• **Your assignment**:
Without including any pictures, give back all of the data exactly.

********************

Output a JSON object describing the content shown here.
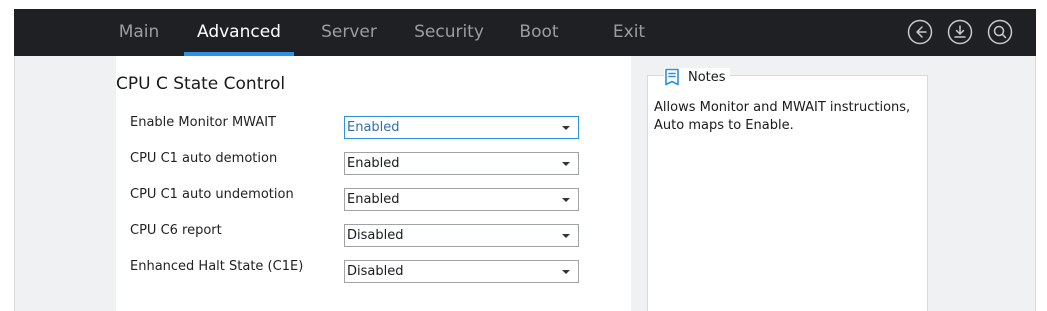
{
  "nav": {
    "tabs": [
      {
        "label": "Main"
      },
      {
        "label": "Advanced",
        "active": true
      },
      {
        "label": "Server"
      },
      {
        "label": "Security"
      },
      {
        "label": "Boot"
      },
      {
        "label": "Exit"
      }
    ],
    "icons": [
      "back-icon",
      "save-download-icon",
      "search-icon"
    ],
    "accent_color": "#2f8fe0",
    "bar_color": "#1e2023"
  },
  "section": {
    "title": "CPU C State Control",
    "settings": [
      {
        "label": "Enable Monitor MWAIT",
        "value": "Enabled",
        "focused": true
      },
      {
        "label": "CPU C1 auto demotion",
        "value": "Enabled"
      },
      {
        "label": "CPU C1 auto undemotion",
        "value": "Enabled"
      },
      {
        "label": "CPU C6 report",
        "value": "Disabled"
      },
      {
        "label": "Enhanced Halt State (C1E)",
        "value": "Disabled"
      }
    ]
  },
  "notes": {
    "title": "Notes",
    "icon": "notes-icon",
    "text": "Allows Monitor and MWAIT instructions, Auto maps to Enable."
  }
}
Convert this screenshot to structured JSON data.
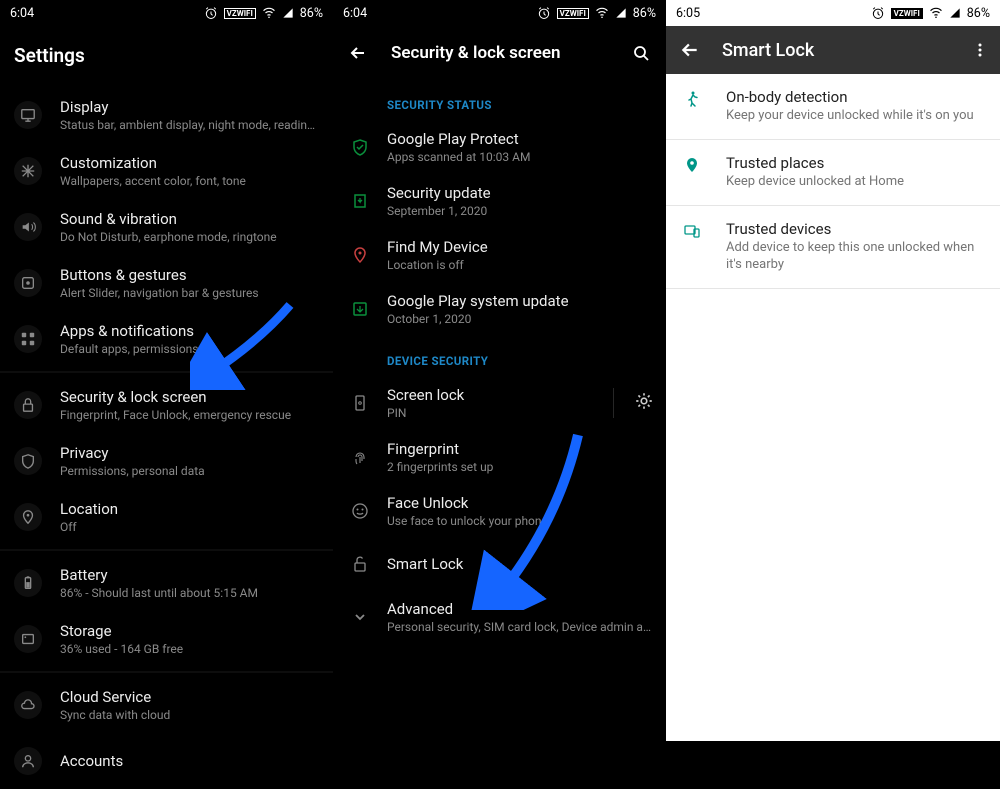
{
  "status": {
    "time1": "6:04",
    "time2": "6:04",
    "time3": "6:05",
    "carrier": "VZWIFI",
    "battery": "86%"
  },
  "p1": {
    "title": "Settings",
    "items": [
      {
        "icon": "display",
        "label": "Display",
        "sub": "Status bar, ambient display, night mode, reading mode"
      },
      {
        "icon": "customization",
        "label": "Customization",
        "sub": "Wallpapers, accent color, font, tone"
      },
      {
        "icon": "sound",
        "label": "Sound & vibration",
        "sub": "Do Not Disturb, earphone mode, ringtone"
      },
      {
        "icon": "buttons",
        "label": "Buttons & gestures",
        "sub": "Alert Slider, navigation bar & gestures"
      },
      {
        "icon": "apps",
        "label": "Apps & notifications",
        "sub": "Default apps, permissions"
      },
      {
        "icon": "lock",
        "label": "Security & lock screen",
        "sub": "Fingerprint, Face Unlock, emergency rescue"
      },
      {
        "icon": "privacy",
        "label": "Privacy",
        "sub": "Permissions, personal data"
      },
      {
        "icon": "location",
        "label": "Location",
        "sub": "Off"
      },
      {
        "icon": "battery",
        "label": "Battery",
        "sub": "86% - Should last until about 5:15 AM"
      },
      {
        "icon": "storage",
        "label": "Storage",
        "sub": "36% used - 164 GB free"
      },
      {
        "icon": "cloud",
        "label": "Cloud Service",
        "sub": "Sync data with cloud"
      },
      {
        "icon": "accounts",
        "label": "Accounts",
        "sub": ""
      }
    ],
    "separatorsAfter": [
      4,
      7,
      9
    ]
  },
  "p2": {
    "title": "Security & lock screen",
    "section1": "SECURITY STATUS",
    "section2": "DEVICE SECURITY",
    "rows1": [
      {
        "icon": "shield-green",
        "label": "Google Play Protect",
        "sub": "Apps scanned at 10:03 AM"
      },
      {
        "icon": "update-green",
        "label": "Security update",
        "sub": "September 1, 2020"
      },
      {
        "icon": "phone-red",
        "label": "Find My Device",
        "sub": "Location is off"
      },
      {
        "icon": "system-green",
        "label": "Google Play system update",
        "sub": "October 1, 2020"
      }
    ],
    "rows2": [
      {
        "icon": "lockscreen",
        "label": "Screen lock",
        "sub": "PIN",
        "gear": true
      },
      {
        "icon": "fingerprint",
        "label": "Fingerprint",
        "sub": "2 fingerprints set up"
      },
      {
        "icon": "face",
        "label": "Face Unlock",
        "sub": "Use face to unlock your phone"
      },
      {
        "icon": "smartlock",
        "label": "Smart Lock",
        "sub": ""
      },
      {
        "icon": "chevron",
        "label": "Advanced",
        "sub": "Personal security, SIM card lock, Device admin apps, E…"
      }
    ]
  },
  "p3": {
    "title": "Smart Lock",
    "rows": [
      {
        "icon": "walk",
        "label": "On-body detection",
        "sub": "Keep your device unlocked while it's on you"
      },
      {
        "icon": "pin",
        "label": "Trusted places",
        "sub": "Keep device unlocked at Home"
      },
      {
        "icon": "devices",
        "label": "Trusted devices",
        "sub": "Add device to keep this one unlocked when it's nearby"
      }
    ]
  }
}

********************

• **Answer to the problem**:
Output a JSON object describing the content shown here.
{
  "nav": {
    "tabs": [
      {
        "label": "Main"
      },
      {
        "label": "Advanced",
        "active": true
      },
      {
        "label": "Server"
      },
      {
        "label": "Security"
      },
      {
        "label": "Boot"
      },
      {
        "label": "Exit"
      }
    ],
    "icons": [
      "back-icon",
      "save-download-icon",
      "search-icon"
    ],
    "accent_color": "#2f8fe0",
    "bar_color": "#1e2023"
  },
  "section": {
    "title": "CPU C State Control",
    "settings": [
      {
        "label": "Enable Monitor MWAIT",
        "value": "Enabled",
        "focused": true
      },
      {
        "label": "CPU C1 auto demotion",
        "value": "Enabled"
      },
      {
        "label": "CPU C1 auto undemotion",
        "value": "Enabled"
      },
      {
        "label": "CPU C6 report",
        "value": "Disabled"
      },
      {
        "label": "Enhanced Halt State (C1E)",
        "value": "Disabled"
      }
    ]
  },
  "notes": {
    "title": "Notes",
    "icon": "notes-icon",
    "text": "Allows Monitor and MWAIT instructions, Auto maps to Enable."
  }
}
Convert this screenshot to structured JSON data.
{
  "status": {
    "time1": "6:04",
    "time2": "6:04",
    "time3": "6:05",
    "carrier": "VZWIFI",
    "battery": "86%"
  },
  "p1": {
    "title": "Settings",
    "items": [
      {
        "icon": "display",
        "label": "Display",
        "sub": "Status bar, ambient display, night mode, reading mode"
      },
      {
        "icon": "customization",
        "label": "Customization",
        "sub": "Wallpapers, accent color, font, tone"
      },
      {
        "icon": "sound",
        "label": "Sound & vibration",
        "sub": "Do Not Disturb, earphone mode, ringtone"
      },
      {
        "icon": "buttons",
        "label": "Buttons & gestures",
        "sub": "Alert Slider, navigation bar & gestures"
      },
      {
        "icon": "apps",
        "label": "Apps & notifications",
        "sub": "Default apps, permissions"
      },
      {
        "icon": "lock",
        "label": "Security & lock screen",
        "sub": "Fingerprint, Face Unlock, emergency rescue"
      },
      {
        "icon": "privacy",
        "label": "Privacy",
        "sub": "Permissions, personal data"
      },
      {
        "icon": "location",
        "label": "Location",
        "sub": "Off"
      },
      {
        "icon": "battery",
        "label": "Battery",
        "sub": "86% - Should last until about 5:15 AM"
      },
      {
        "icon": "storage",
        "label": "Storage",
        "sub": "36% used - 164 GB free"
      },
      {
        "icon": "cloud",
        "label": "Cloud Service",
        "sub": "Sync data with cloud"
      },
      {
        "icon": "accounts",
        "label": "Accounts",
        "sub": ""
      }
    ],
    "separatorsAfter": [
      4,
      7,
      9
    ]
  },
  "p2": {
    "title": "Security & lock screen",
    "section1": "SECURITY STATUS",
    "section2": "DEVICE SECURITY",
    "rows1": [
      {
        "icon": "shield-green",
        "label": "Google Play Protect",
        "sub": "Apps scanned at 10:03 AM"
      },
      {
        "icon": "update-green",
        "label": "Security update",
        "sub": "September 1, 2020"
      },
      {
        "icon": "phone-red",
        "label": "Find My Device",
        "sub": "Location is off"
      },
      {
        "icon": "system-green",
        "label": "Google Play system update",
        "sub": "October 1, 2020"
      }
    ],
    "rows2": [
      {
        "icon": "lockscreen",
        "label": "Screen lock",
        "sub": "PIN",
        "gear": true
      },
      {
        "icon": "fingerprint",
        "label": "Fingerprint",
        "sub": "2 fingerprints set up"
      },
      {
        "icon": "face",
        "label": "Face Unlock",
        "sub": "Use face to unlock your phone"
      },
      {
        "icon": "smartlock",
        "label": "Smart Lock",
        "sub": ""
      },
      {
        "icon": "chevron",
        "label": "Advanced",
        "sub": "Personal security, SIM card lock, Device admin apps, E…"
      }
    ]
  },
  "p3": {
    "title": "Smart Lock",
    "rows": [
      {
        "icon": "walk",
        "label": "On-body detection",
        "sub": "Keep your device unlocked while it's on you"
      },
      {
        "icon": "pin",
        "label": "Trusted places",
        "sub": "Keep device unlocked at Home"
      },
      {
        "icon": "devices",
        "label": "Trusted devices",
        "sub": "Add device to keep this one unlocked when it's nearby"
      }
    ]
  }
}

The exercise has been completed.